To those who are non-religious or don’t believe in spirits, evil or otherwise, this whole situation may seem absurd. It may seem absurd for the Dalai Lama to ask people to stop worshipping an evil spirit if they don’t exist! We have to remember though, that for Tibetan Buddhism and for the NKT, these spirits are considered as real. These are religious communities after all, where the existence of good-natured enlightened spirits and also evil spirits are regarded as real. So we have to think in this proper context, without bringing in our own beliefs about spirits.
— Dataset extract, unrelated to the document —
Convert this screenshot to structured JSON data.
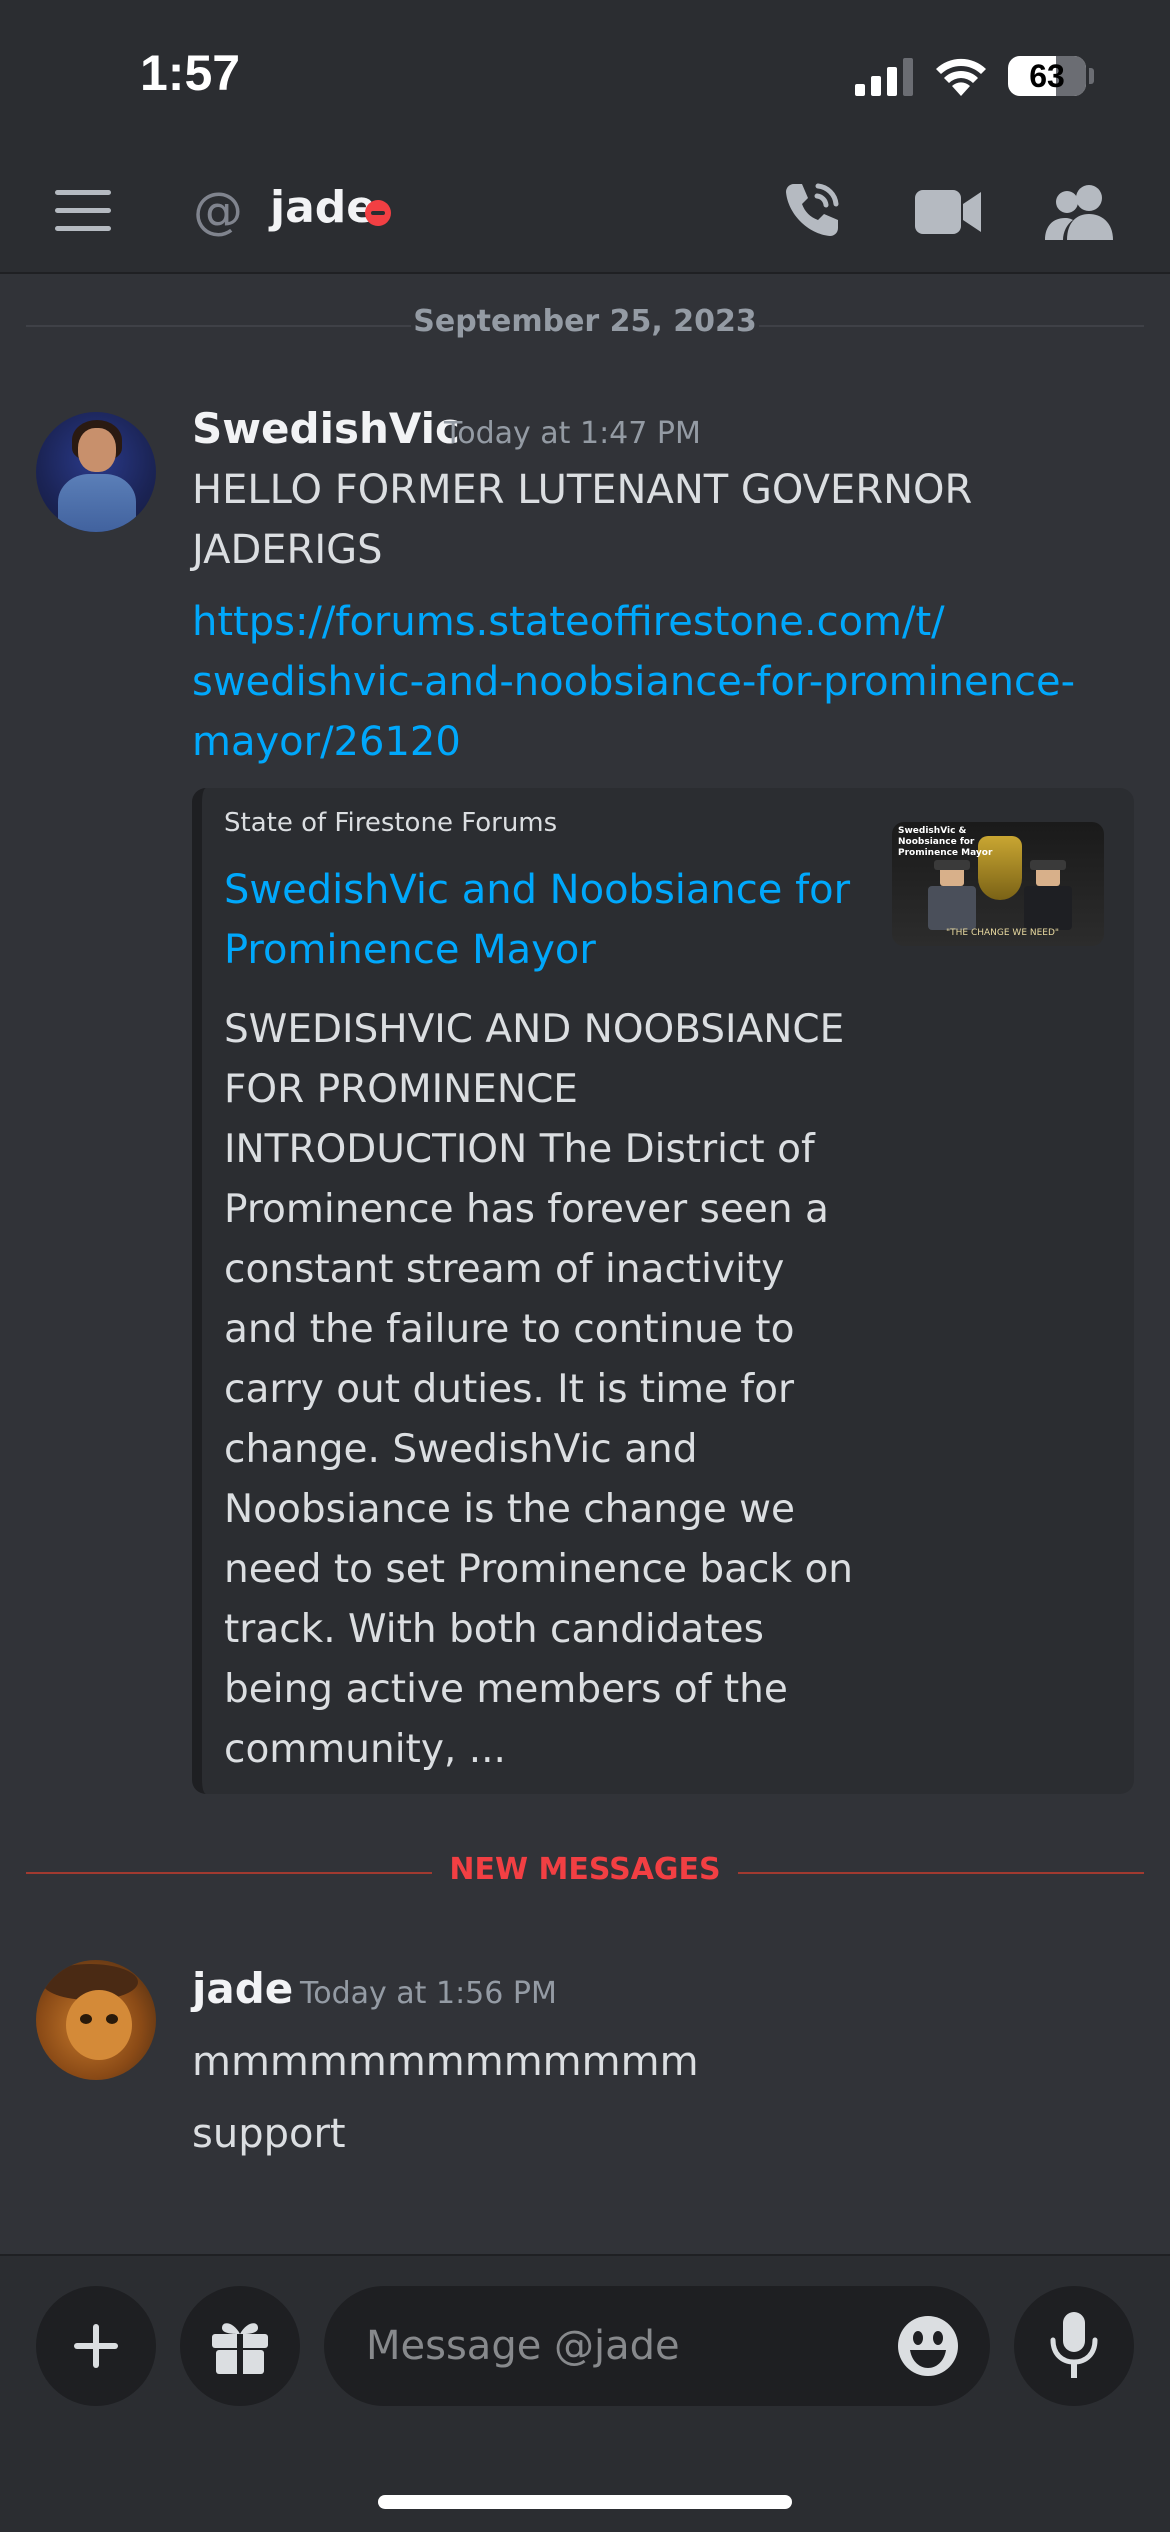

In this context, if there really is an evil spirit who can harm people, then of course the Dalai Lama is going to want to restrict this practice.
We also have to remember that the Tibetan country in exile is not like countries here in the west. It is a religious country, where the political leader and the religious leader is the same person, so the effects of alterations in the religion are further-reaching than similar alterations would be here in the western world. So we cannot think of this situation in terms of how we live in the west. There are always problems and disputes when things change, but this is not a matter of religious freedom. Just as Wiccans are allowed to do their own practices freely, as long as they are not living in a Catholic monastery, Shugden practitioners are allowed to do their own practices freely, as long as they don’t do it in a Tibetan monastery that has taken oaths not to do the practice. We must also bear in mind that these Shugden monastics are not homeless in the slightest, as there are monasteries they can live in that endorse the practice of Shugden, such as Shar Gaden. One only has to visit DorjeShugden.com and click on ‘Places’ in the top menu, to see the many monasteries that support Shugden practitioners.
The problem is that Shugden practitioners are angry that their practice is no longer part of the mainstream of Tibetan Buddhism, and they blame the Dalai Lama for this and want to discredit him and try to force him to reverse his decision, through harassment. It is certainly a shame that some of the Shugden monastics had to leave the mainstream monasteries and find new homes, but this inconvenience for them is the far lesser of two evils, from the point of view of the Dalai Lama, who we must remember is the spiritual leader of a society that deeply believes in good and evil spirits. We should never forget this context of the Tibetan culture and religion, and we should not impose our own beliefs on this matter. We must respect the right of the Dalai Lama to make decisions on behalf of his people, in respect to this culture and religion, which is different to ours, here in the west.
Robert set up a Facebook group, Exposing the NKT. The description of the group is:
This community is for those who wish to share and discuss their experiences within the New Kadampa Tradition, so we can support each other, and also we hope that this information may prove valuable to those interested in the tradition, who want to learn more about what they are getting themselves into.
This is also a community for the research into the Dorje Shugden controversy, and the elaborate campaign the NKT has undertaken against His Holiness The Dalai Lama.
We are not a hate community, and we believe in unbiased research. Our goal is simply to make information available to people, with which they can make up their own minds.
We believe that current NKT practitioners, as well as ex-practitioners, deserve our kindness and respect, so this community will not tolerate any hurtful speech, and we wish only to benefit all parties.